§ Work order
Every line below must be copied as written, except for pictures.

§ Extracted data

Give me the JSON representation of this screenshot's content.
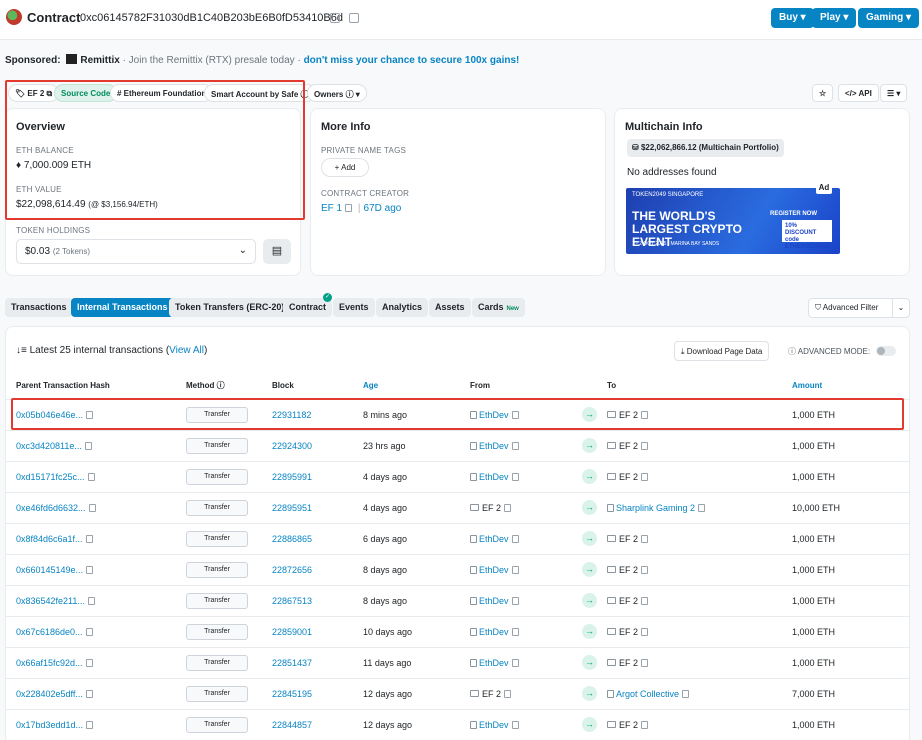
{
  "header": {
    "title": "Contract",
    "address": "0xc06145782F31030dB1C40B203bE6B0fD53410B6d",
    "buttons": [
      "Buy",
      "Play",
      "Gaming"
    ]
  },
  "sponsor": {
    "label": "Sponsored:",
    "brand": "Remittix",
    "text": " · Join the Remittix (RTX) presale today · ",
    "cta": "don't miss your chance to secure 100x gains!"
  },
  "tags": {
    "ef2": "EF 2",
    "source_code": "Source Code",
    "eth_foundation": "# Ethereum Foundation",
    "smart_account": "Smart Account by Safe",
    "owners": "Owners",
    "api": "API"
  },
  "overview": {
    "title": "Overview",
    "eth_balance_label": "ETH BALANCE",
    "eth_balance": "7,000.009 ETH",
    "eth_value_label": "ETH VALUE",
    "eth_value": "$22,098,614.49",
    "eth_price": "(@ $3,156.94/ETH)",
    "token_holdings_label": "TOKEN HOLDINGS",
    "token_value": "$0.03",
    "token_count": "(2 Tokens)"
  },
  "more_info": {
    "title": "More Info",
    "private_tags_label": "PRIVATE NAME TAGS",
    "add_label": "+ Add",
    "creator_label": "CONTRACT CREATOR",
    "creator": "EF 1",
    "creator_age": "67D ago"
  },
  "multichain": {
    "title": "Multichain Info",
    "portfolio": "$22,062,866.12 (Multichain Portfolio)",
    "no_addresses": "No addresses found",
    "ad_tag": "Ad",
    "ad_brand": "TOKEN2049 SINGAPORE",
    "ad_headline": "THE WORLD'S LARGEST CRYPTO EVENT",
    "ad_date": "1 - 2 OCT 2025 | MARINA BAY SANDS",
    "ad_register": "REGISTER NOW",
    "ad_discount": "10% DISCOUNT code ETHERSCAN10"
  },
  "tabs": [
    "Transactions",
    "Internal Transactions",
    "Token Transfers (ERC-20)",
    "Contract",
    "Events",
    "Analytics",
    "Assets",
    "Cards"
  ],
  "cards_badge": "New",
  "advanced_filter": "Advanced Filter",
  "list": {
    "summary": "Latest 25 internal transactions (",
    "view_all": "View All",
    "summary_end": ")",
    "download": "Download Page Data",
    "advanced_mode": "ADVANCED MODE:"
  },
  "table": {
    "headers": [
      "Parent Transaction Hash",
      "Method",
      "Block",
      "Age",
      "From",
      "",
      "To",
      "Amount"
    ],
    "rows": [
      {
        "hash": "0x05b046e46e...",
        "method": "Transfer",
        "block": "22931182",
        "age": "8 mins ago",
        "from": "EthDev",
        "to": "EF 2",
        "amount": "1,000 ETH"
      },
      {
        "hash": "0xc3d420811e...",
        "method": "Transfer",
        "block": "22924300",
        "age": "23 hrs ago",
        "from": "EthDev",
        "to": "EF 2",
        "amount": "1,000 ETH"
      },
      {
        "hash": "0xd15171fc25c...",
        "method": "Transfer",
        "block": "22895991",
        "age": "4 days ago",
        "from": "EthDev",
        "to": "EF 2",
        "amount": "1,000 ETH"
      },
      {
        "hash": "0xe46fd6d6632...",
        "method": "Transfer",
        "block": "22895951",
        "age": "4 days ago",
        "from": "EF 2",
        "to": "Sharplink Gaming 2",
        "amount": "10,000 ETH"
      },
      {
        "hash": "0x8f84d6c6a1f...",
        "method": "Transfer",
        "block": "22886865",
        "age": "6 days ago",
        "from": "EthDev",
        "to": "EF 2",
        "amount": "1,000 ETH"
      },
      {
        "hash": "0x660145149e...",
        "method": "Transfer",
        "block": "22872656",
        "age": "8 days ago",
        "from": "EthDev",
        "to": "EF 2",
        "amount": "1,000 ETH"
      },
      {
        "hash": "0x836542fe211...",
        "method": "Transfer",
        "block": "22867513",
        "age": "8 days ago",
        "from": "EthDev",
        "to": "EF 2",
        "amount": "1,000 ETH"
      },
      {
        "hash": "0x67c6186de0...",
        "method": "Transfer",
        "block": "22859001",
        "age": "10 days ago",
        "from": "EthDev",
        "to": "EF 2",
        "amount": "1,000 ETH"
      },
      {
        "hash": "0x66af15fc92d...",
        "method": "Transfer",
        "block": "22851437",
        "age": "11 days ago",
        "from": "EthDev",
        "to": "EF 2",
        "amount": "1,000 ETH"
      },
      {
        "hash": "0x228402e5dff...",
        "method": "Transfer",
        "block": "22845195",
        "age": "12 days ago",
        "from": "EF 2",
        "to": "Argot Collective",
        "amount": "7,000 ETH"
      },
      {
        "hash": "0x17bd3edd1d...",
        "method": "Transfer",
        "block": "22844857",
        "age": "12 days ago",
        "from": "EthDev",
        "to": "EF 2",
        "amount": "1,000 ETH"
      }
    ]
  },
  "colors": {
    "accent": "#0784c3",
    "highlight": "#e23a2e",
    "success": "#008c5a"
  }
}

§ Solution below
Give me the JSON representation of this screenshot's content.
{
  "header": {
    "title": "Contract",
    "address": "0xc06145782F31030dB1C40B203bE6B0fD53410B6d",
    "buttons": [
      "Buy",
      "Play",
      "Gaming"
    ]
  },
  "sponsor": {
    "label": "Sponsored:",
    "brand": "Remittix",
    "text": " · Join the Remittix (RTX) presale today · ",
    "cta": "don't miss your chance to secure 100x gains!"
  },
  "tags": {
    "ef2": "EF 2",
    "source_code": "Source Code",
    "eth_foundation": "# Ethereum Foundation",
    "smart_account": "Smart Account by Safe",
    "owners": "Owners",
    "api": "API"
  },
  "overview": {
    "title": "Overview",
    "eth_balance_label": "ETH BALANCE",
    "eth_balance": "7,000.009 ETH",
    "eth_value_label": "ETH VALUE",
    "eth_value": "$22,098,614.49",
    "eth_price": "(@ $3,156.94/ETH)",
    "token_holdings_label": "TOKEN HOLDINGS",
    "token_value": "$0.03",
    "token_count": "(2 Tokens)"
  },
  "more_info": {
    "title": "More Info",
    "private_tags_label": "PRIVATE NAME TAGS",
    "add_label": "+ Add",
    "creator_label": "CONTRACT CREATOR",
    "creator": "EF 1",
    "creator_age": "67D ago"
  },
  "multichain": {
    "title": "Multichain Info",
    "portfolio": "$22,062,866.12 (Multichain Portfolio)",
    "no_addresses": "No addresses found",
    "ad_tag": "Ad",
    "ad_brand": "TOKEN2049 SINGAPORE",
    "ad_headline": "THE WORLD'S LARGEST CRYPTO EVENT",
    "ad_date": "1 - 2 OCT 2025 | MARINA BAY SANDS",
    "ad_register": "REGISTER NOW",
    "ad_discount": "10% DISCOUNT code ETHERSCAN10"
  },
  "tabs": [
    "Transactions",
    "Internal Transactions",
    "Token Transfers (ERC-20)",
    "Contract",
    "Events",
    "Analytics",
    "Assets",
    "Cards"
  ],
  "cards_badge": "New",
  "advanced_filter": "Advanced Filter",
  "list": {
    "summary": "Latest 25 internal transactions (",
    "view_all": "View All",
    "summary_end": ")",
    "download": "Download Page Data",
    "advanced_mode": "ADVANCED MODE:"
  },
  "table": {
    "headers": [
      "Parent Transaction Hash",
      "Method",
      "Block",
      "Age",
      "From",
      "",
      "To",
      "Amount"
    ],
    "rows": [
      {
        "hash": "0x05b046e46e...",
        "method": "Transfer",
        "block": "22931182",
        "age": "8 mins ago",
        "from": "EthDev",
        "to": "EF 2",
        "amount": "1,000 ETH"
      },
      {
        "hash": "0xc3d420811e...",
        "method": "Transfer",
        "block": "22924300",
        "age": "23 hrs ago",
        "from": "EthDev",
        "to": "EF 2",
        "amount": "1,000 ETH"
      },
      {
        "hash": "0xd15171fc25c...",
        "method": "Transfer",
        "block": "22895991",
        "age": "4 days ago",
        "from": "EthDev",
        "to": "EF 2",
        "amount": "1,000 ETH"
      },
      {
        "hash": "0xe46fd6d6632...",
        "method": "Transfer",
        "block": "22895951",
        "age": "4 days ago",
        "from": "EF 2",
        "to": "Sharplink Gaming 2",
        "amount": "10,000 ETH"
      },
      {
        "hash": "0x8f84d6c6a1f...",
        "method": "Transfer",
        "block": "22886865",
        "age": "6 days ago",
        "from": "EthDev",
        "to": "EF 2",
        "amount": "1,000 ETH"
      },
      {
        "hash": "0x660145149e...",
        "method": "Transfer",
        "block": "22872656",
        "age": "8 days ago",
        "from": "EthDev",
        "to": "EF 2",
        "amount": "1,000 ETH"
      },
      {
        "hash": "0x836542fe211...",
        "method": "Transfer",
        "block": "22867513",
        "age": "8 days ago",
        "from": "EthDev",
        "to": "EF 2",
        "amount": "1,000 ETH"
      },
      {
        "hash": "0x67c6186de0...",
        "method": "Transfer",
        "block": "22859001",
        "age": "10 days ago",
        "from": "EthDev",
        "to": "EF 2",
        "amount": "1,000 ETH"
      },
      {
        "hash": "0x66af15fc92d...",
        "method": "Transfer",
        "block": "22851437",
        "age": "11 days ago",
        "from": "EthDev",
        "to": "EF 2",
        "amount": "1,000 ETH"
      },
      {
        "hash": "0x228402e5dff...",
        "method": "Transfer",
        "block": "22845195",
        "age": "12 days ago",
        "from": "EF 2",
        "to": "Argot Collective",
        "amount": "7,000 ETH"
      },
      {
        "hash": "0x17bd3edd1d...",
        "method": "Transfer",
        "block": "22844857",
        "age": "12 days ago",
        "from": "EthDev",
        "to": "EF 2",
        "amount": "1,000 ETH"
      }
    ]
  },
  "colors": {
    "accent": "#0784c3",
    "highlight": "#e23a2e",
    "success": "#008c5a"
  }
}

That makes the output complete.